START Entries provided

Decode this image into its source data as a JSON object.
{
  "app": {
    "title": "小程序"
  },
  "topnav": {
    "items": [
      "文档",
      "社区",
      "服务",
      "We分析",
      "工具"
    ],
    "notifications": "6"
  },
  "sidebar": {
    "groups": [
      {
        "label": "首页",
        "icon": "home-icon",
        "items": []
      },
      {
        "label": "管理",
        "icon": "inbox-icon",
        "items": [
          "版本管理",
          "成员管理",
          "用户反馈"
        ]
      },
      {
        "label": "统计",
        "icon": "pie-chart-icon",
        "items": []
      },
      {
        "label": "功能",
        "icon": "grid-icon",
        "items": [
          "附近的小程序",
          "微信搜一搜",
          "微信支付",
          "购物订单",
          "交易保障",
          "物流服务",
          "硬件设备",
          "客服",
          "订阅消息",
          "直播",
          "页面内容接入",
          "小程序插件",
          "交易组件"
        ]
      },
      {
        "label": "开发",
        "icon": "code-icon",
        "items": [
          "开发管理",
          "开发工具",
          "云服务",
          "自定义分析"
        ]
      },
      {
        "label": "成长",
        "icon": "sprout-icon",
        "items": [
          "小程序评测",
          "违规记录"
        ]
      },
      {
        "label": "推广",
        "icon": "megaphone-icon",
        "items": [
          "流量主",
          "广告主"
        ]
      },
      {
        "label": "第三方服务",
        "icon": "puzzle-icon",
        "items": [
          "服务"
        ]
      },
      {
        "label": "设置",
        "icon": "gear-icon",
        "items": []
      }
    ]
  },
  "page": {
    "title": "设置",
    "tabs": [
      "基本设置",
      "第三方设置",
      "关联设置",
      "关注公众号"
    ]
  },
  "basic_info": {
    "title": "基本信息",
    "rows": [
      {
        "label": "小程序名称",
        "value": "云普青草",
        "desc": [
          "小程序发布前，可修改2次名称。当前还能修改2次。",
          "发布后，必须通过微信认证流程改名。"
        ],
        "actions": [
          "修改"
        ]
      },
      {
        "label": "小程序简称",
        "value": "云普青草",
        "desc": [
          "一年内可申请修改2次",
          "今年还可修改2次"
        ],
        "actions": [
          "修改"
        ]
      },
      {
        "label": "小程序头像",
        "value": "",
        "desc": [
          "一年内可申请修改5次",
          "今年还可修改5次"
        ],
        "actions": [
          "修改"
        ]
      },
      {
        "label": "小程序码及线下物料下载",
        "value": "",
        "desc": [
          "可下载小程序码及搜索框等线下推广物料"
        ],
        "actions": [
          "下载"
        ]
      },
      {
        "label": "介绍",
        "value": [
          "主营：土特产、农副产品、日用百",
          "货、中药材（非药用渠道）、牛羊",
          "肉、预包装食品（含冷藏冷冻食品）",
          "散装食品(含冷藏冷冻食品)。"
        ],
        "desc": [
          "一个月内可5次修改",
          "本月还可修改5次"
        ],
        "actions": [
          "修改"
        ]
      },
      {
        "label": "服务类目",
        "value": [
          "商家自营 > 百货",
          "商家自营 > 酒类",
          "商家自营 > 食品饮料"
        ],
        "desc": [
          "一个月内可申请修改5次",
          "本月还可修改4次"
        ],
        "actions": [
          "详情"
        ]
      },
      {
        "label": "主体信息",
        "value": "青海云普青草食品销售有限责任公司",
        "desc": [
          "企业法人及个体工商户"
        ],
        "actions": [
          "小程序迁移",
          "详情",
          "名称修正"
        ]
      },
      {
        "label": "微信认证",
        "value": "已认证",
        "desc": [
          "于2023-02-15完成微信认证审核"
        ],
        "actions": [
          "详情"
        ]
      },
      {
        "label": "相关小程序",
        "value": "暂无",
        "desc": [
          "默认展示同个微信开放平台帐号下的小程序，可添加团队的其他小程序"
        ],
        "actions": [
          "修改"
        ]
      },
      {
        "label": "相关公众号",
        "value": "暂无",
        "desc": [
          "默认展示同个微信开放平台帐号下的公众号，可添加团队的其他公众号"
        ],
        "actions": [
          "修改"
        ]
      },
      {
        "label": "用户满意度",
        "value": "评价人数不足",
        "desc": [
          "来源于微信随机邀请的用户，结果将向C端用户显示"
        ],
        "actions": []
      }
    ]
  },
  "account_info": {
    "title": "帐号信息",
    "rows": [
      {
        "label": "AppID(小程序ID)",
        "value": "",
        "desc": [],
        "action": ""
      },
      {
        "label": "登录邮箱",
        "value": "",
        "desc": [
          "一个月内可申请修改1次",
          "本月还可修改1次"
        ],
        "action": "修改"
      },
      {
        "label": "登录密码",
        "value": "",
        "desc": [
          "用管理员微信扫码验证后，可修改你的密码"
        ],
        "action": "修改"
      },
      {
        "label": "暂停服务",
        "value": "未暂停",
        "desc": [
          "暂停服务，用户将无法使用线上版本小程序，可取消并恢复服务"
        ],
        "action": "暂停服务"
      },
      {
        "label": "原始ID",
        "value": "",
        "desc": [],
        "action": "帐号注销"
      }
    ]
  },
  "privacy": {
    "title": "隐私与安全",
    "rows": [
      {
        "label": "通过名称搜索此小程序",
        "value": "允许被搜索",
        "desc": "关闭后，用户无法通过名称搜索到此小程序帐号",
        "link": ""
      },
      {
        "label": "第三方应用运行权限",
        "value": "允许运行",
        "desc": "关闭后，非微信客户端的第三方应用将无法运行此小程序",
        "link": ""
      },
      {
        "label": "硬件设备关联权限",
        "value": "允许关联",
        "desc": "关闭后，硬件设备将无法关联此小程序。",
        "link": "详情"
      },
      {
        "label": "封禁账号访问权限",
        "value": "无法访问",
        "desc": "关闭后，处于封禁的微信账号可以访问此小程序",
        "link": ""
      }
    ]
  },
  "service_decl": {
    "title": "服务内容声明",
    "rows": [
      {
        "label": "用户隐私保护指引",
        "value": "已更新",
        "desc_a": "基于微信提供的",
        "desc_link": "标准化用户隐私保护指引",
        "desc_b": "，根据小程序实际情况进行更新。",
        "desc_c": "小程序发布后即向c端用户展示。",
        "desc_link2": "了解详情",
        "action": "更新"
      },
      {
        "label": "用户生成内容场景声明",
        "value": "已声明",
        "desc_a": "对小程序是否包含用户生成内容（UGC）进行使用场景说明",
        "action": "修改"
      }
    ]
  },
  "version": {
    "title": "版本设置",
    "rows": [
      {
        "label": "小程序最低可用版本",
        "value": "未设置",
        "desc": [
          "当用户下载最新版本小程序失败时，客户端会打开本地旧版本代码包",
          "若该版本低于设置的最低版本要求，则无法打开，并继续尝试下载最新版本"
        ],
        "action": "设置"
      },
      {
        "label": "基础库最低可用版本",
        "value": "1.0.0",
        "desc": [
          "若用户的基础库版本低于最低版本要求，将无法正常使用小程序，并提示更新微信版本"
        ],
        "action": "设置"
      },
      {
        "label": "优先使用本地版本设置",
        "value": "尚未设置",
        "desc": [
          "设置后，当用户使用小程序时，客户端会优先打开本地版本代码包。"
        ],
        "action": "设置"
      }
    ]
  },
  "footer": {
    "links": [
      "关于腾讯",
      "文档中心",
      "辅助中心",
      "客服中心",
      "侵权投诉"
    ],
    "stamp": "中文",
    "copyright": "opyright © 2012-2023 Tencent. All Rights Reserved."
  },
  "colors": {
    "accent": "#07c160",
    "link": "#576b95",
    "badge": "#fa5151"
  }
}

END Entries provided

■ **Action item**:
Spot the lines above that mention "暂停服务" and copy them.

■ **Solution below**:
        "label": "暂停服务",
          "暂停服务，用户将无法使用线上版本小程序，可取消并恢复服务"
        "action": "暂停服务"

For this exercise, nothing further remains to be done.